  3. Very thought provoking article. Nationalities vary so does character and tastes… we cannot generalize and label.
    Let the experimenting continue I am sure everybody will get recognition by their own might!

  4. I am reading this at 5am and it took my brain to some pretty deep places. Really well written.
    I feel like I am seeing more and more Africans travelling. I am seeing more African travel bloggers also.
    This is actually one of my favourites here. http://www.spiritedpursuit.com/ The site is under construction but I am pretty eager for it to return.

    Nice article. 🙂

  5. Was pleasantly surprised to find something like this while going through many usual travel blogs. You have definitely gone beyond usual travel blogging. Ethno-linguistic and cultural Identity is surely a delicate topic and I can see what prompted you to write this. I have also gone through such situation myself due to my origins. Hopefully someday I’ll explore them in writing too.

  6. This is such a well written and thought provoking article. I am an Indian who spent 17 years in Tanzania, Africa. When people get to know that I grew up in Africa, I get a variety of interesting questions. There are so many preconceived notions and generalisations about Africa that I struggle to break every time I have this conversation. It is a beautiful continent and each country is unique in its own way.

  7. Travel is so much more than exploring places. It’s also about exploring oneself. Traveling to different places and learning of their cultures and respecting them is something which definitely going to break much of the barriers we observe now.

  8. It is interesting hearing your perspective on African identity. It’s great that that man bonded with you on both being African but I guess he wouldn’t be doing that if he didn’t feel like an outsider. I think everyone bonds with people that share their experience and perspective since humans are social.

  9. An interesting read. I have myself been battling the thought of planning a trip to Africa. I see and read beautiful posts about it. But then I have heard about places with really bad law and order and trouble for tourists. So, I am not sure what to do..

  10. Wow! What a powerful piece Selma…loved every bit of it. I think even outsiders somehow I see North Africans as not really Africans, and even I have been a victim to that thought in the past.

    And yes, travel will change that and lot more. Travel is the answer to so many woes of the world right now.

  11. Not a simple post, not a simple reading but something really deep! Travelling around the world means going to the world of the others, understand their culture with love and respect! Anyway I would like to say something about our REAL identity: Most of us can trace our family history for a few generations, possibly down to our great-great-grandparents, but certainly not thousands of years into the distant past, when Europe and other continents were settled by prehistoric tribes and peoples. We are all humans and our roots are the same! 😀

  12. Really interesting thoughts and something that I can admit that I have problems to understand. As a Swede I have always considered myself as Scandinavian instead of European. Europe has always been a lot more split between the different corners, with some corners having a greater desire to be considered European. Africa in comparison are huge with so many different identities, so it is really interesting that there is a common identity as African. 🙂

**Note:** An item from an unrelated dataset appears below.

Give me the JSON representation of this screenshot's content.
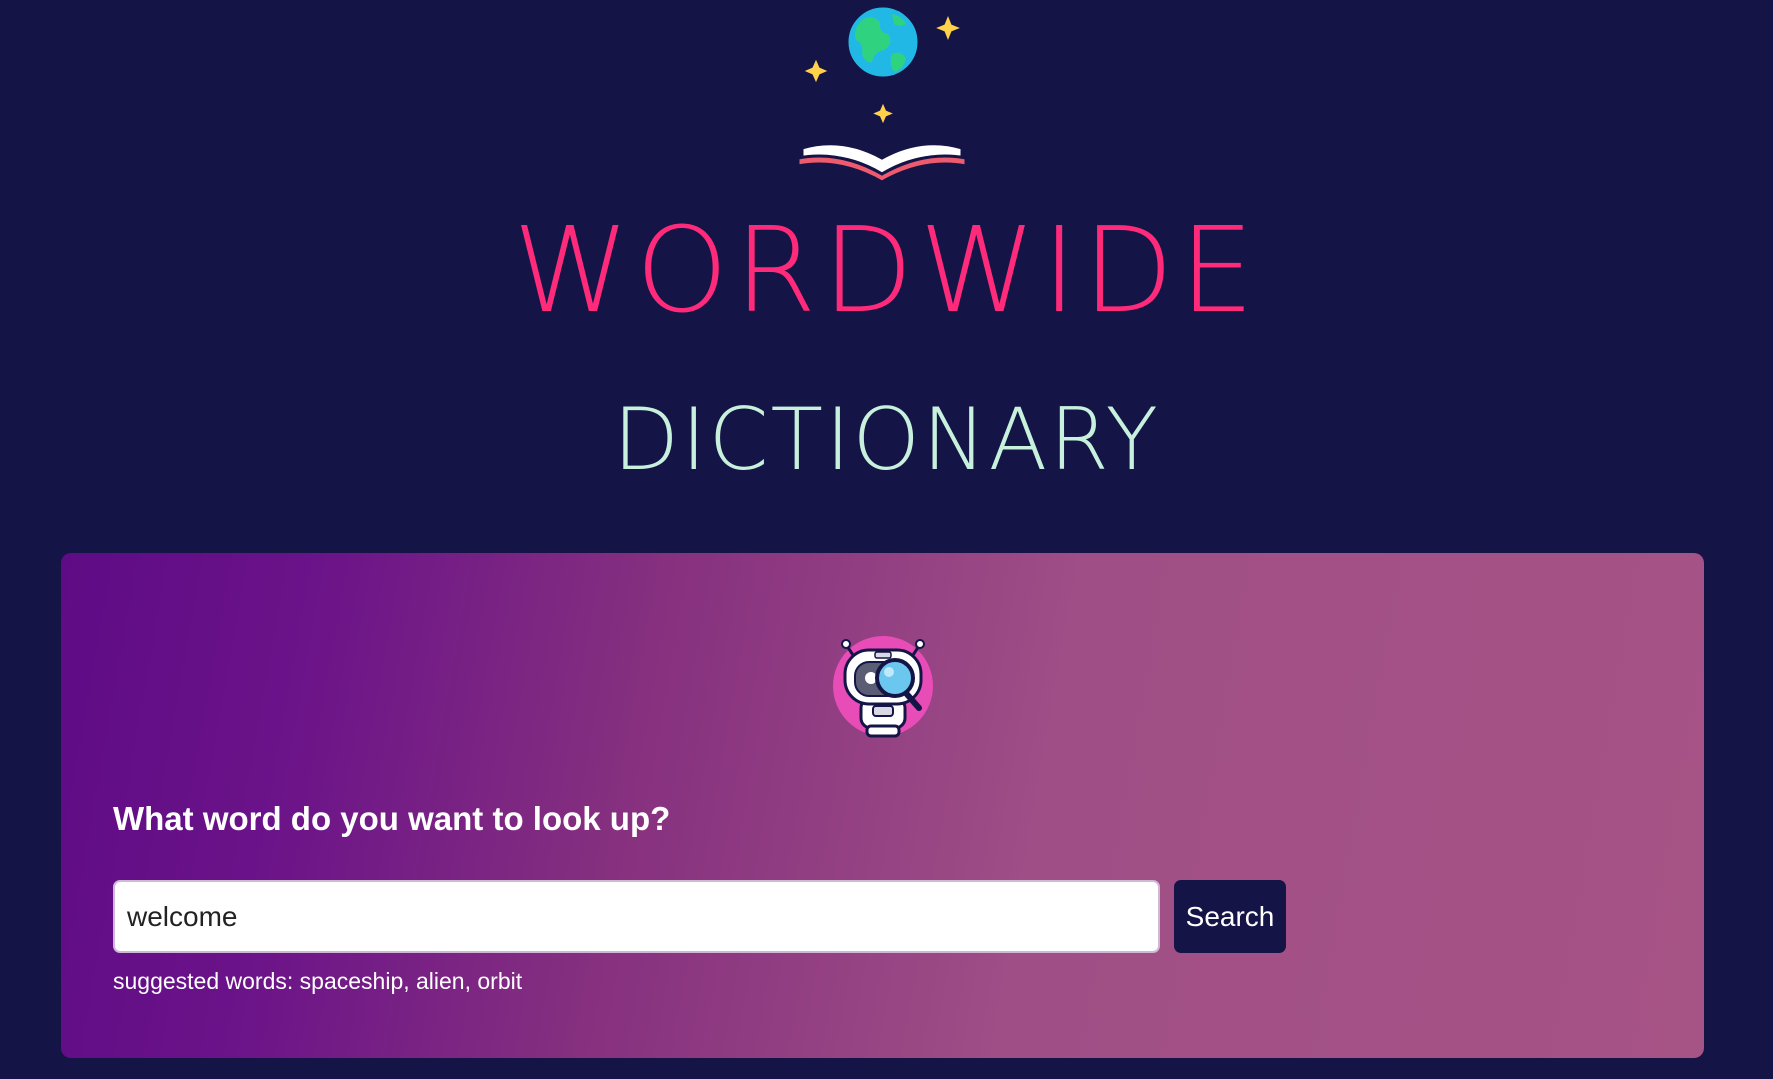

  13. I don’t know how I would feel if Indians were undesirable one day. Maybe in some part of the world we are. I don’t know why you feel Africans are undesirable . I have been to some of the cities and they are beautiful. It’s a mystical land and I want to explore more. Btw very desirable :)!

  14. Very good read. Really makes you think about everything. How often do we lump people together? How often do we exclude someone? I think a lot of migrants around the world may claim themselves as different from where they actually came from.

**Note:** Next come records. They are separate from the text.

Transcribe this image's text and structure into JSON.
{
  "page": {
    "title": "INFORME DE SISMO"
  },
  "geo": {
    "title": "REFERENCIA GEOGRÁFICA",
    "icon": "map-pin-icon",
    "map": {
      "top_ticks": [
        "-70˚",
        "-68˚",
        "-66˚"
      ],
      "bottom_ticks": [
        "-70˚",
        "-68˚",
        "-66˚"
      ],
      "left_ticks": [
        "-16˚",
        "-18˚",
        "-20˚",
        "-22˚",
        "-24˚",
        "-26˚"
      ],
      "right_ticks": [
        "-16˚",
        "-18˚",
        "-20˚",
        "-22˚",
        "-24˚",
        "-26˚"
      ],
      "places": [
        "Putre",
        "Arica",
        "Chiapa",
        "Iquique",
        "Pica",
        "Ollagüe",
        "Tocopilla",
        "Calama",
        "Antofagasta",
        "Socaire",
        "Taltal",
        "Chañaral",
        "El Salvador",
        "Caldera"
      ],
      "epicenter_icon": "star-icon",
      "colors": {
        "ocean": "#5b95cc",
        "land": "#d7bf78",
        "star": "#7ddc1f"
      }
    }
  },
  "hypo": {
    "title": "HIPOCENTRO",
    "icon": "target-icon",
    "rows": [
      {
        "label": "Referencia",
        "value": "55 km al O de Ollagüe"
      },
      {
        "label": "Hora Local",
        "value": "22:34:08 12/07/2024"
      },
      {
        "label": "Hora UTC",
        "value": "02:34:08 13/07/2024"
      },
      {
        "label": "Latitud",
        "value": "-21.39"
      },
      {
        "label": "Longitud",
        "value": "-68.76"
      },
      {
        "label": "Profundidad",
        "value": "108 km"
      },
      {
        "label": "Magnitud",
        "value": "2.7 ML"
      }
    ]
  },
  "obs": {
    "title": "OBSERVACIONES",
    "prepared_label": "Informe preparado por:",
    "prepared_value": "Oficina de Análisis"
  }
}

  15. Africa has been portrayed in a very undesirable manner. The everlasting image of the continent is one that is of poverty, undernourishment and war.
    But I know Africa is deep and beautiful.
    Who knows about the Kingdom of Kush?
    The mysterious city of Timbuktoo holds a spell on people who know what the real Africa is.
    Africa is beautiful.